Gertie is on a mission to become the best fifth grader ever! She has to you, you see, because her mother who left when she was baby is about to move out of town and Gertie needs to prove that she doesn’t need her. But a new girl that just joined her class seems to be better than Gertie at everything, and is turning the rest of the class against her. Will this be the first mission that Gertie doesn’t complete? There is too much at stake for Gertie to feel. Any student who has ever felt left out or ostracized will relate to Gertie. Recommended for grades 3 & up.
by Patricia Reilly Giff
Grades 3 & up
Judith’s mother abandoned her as a toddler, leaving her with her Aunt Cora. While Judith has grown up loved and cared for, she hasn’t spoken to anyone since her mother left. This has caused her problems with friends and in school, though it seems that most people in their small island community do look out for her. Now in 5th grade in a regular class with a teacher new to the island, she faces new challenges and new people in her life. A quiet, introspective story. Recommended for grades 3 & up.
Juana and Lucas
by Juana Medina
Grades 1 & up

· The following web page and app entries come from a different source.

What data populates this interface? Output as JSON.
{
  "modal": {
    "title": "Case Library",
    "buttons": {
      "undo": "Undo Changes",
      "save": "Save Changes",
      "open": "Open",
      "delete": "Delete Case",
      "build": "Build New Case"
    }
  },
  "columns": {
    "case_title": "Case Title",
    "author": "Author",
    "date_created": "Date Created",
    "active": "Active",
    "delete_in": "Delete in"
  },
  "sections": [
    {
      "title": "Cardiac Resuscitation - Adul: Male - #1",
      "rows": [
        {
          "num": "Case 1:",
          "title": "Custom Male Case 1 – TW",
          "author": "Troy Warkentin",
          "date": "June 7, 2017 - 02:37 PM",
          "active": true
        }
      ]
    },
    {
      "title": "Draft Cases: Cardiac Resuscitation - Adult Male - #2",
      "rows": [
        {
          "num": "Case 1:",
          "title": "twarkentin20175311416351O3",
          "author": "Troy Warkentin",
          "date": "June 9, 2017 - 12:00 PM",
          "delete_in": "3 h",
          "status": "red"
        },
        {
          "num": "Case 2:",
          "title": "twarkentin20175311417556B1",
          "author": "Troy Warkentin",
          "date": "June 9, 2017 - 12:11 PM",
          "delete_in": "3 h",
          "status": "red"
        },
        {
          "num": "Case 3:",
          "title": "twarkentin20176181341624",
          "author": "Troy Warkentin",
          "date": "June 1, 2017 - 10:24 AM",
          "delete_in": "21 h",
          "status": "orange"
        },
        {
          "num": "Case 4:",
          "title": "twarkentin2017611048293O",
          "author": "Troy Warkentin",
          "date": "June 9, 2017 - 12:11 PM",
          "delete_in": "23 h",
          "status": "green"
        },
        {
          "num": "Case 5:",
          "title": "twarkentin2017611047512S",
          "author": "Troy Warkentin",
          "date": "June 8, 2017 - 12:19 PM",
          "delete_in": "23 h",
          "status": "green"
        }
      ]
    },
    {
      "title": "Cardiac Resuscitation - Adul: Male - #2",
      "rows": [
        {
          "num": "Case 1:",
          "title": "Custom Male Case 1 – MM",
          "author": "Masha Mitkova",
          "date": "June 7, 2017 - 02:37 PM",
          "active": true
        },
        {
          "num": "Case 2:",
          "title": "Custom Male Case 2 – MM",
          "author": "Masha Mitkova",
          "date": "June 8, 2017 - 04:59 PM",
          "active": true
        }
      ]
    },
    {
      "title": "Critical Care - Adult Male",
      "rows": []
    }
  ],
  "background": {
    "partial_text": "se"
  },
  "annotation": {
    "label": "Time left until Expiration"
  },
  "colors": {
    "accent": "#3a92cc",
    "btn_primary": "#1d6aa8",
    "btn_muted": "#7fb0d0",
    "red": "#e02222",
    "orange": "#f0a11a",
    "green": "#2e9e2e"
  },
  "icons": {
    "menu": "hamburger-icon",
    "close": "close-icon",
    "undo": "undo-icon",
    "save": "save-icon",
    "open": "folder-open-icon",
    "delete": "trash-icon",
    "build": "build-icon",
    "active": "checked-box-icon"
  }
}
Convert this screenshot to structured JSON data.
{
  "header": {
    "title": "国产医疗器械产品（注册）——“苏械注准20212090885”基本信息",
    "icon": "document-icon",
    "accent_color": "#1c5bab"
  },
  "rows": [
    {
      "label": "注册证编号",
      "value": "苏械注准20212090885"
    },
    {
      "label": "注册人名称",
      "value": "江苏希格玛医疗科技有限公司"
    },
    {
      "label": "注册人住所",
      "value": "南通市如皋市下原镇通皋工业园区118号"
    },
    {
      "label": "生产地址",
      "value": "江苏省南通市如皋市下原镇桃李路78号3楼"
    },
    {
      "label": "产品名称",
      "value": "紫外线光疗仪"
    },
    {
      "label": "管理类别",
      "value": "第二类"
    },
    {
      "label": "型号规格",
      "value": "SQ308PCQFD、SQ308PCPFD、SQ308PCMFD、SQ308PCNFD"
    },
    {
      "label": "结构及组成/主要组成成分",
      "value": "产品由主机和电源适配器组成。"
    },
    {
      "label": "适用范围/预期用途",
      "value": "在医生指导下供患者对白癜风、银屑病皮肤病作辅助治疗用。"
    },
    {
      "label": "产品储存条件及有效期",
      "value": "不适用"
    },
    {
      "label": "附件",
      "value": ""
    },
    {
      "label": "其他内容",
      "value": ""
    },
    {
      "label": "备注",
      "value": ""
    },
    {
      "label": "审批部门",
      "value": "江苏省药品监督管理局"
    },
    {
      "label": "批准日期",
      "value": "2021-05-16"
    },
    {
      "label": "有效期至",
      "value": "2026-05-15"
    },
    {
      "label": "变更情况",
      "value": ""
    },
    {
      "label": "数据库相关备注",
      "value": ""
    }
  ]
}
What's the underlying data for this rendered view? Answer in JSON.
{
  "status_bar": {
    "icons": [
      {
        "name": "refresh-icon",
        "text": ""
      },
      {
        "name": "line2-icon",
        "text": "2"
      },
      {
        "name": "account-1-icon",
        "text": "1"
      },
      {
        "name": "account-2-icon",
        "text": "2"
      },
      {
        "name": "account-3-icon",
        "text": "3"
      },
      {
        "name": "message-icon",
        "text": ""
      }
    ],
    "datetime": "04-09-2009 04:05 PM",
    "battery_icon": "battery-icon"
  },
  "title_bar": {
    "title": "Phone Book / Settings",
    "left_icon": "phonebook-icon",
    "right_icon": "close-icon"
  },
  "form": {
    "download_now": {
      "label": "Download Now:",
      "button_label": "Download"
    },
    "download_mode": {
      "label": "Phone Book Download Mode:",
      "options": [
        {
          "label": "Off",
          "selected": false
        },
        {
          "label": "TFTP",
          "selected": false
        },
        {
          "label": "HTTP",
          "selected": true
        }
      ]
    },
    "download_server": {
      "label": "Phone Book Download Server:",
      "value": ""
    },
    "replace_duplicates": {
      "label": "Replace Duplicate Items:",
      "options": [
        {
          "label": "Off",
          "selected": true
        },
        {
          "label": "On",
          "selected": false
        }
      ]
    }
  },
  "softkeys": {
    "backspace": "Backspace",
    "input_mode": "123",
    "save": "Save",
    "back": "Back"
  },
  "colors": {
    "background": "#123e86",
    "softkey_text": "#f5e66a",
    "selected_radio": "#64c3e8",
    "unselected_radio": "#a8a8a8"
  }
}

This super fun book is a great way to introduce early elementary students to kids like them living outside of the United States. Juana and her dog Lucas live in Bogota, Columbia. She takes us through her average school day, complete with lunch and recess, and we see the areas that are easy for her and where she struggles. This year she is starting to learn English and it is HARD. When she doesn’t see the importance of learning another language, she asks various people in her life what they think. They all answer positively, but it is her grandfather who manages to convince with her the promise of a trip to an amusement park in Florida. Sprinkled with Spanish words throughout, American kids will have no problem relating to spunky Juana. It is nice to see a book set in South America that does not deal with war or poverty. Highly recommended for grades 1 & up.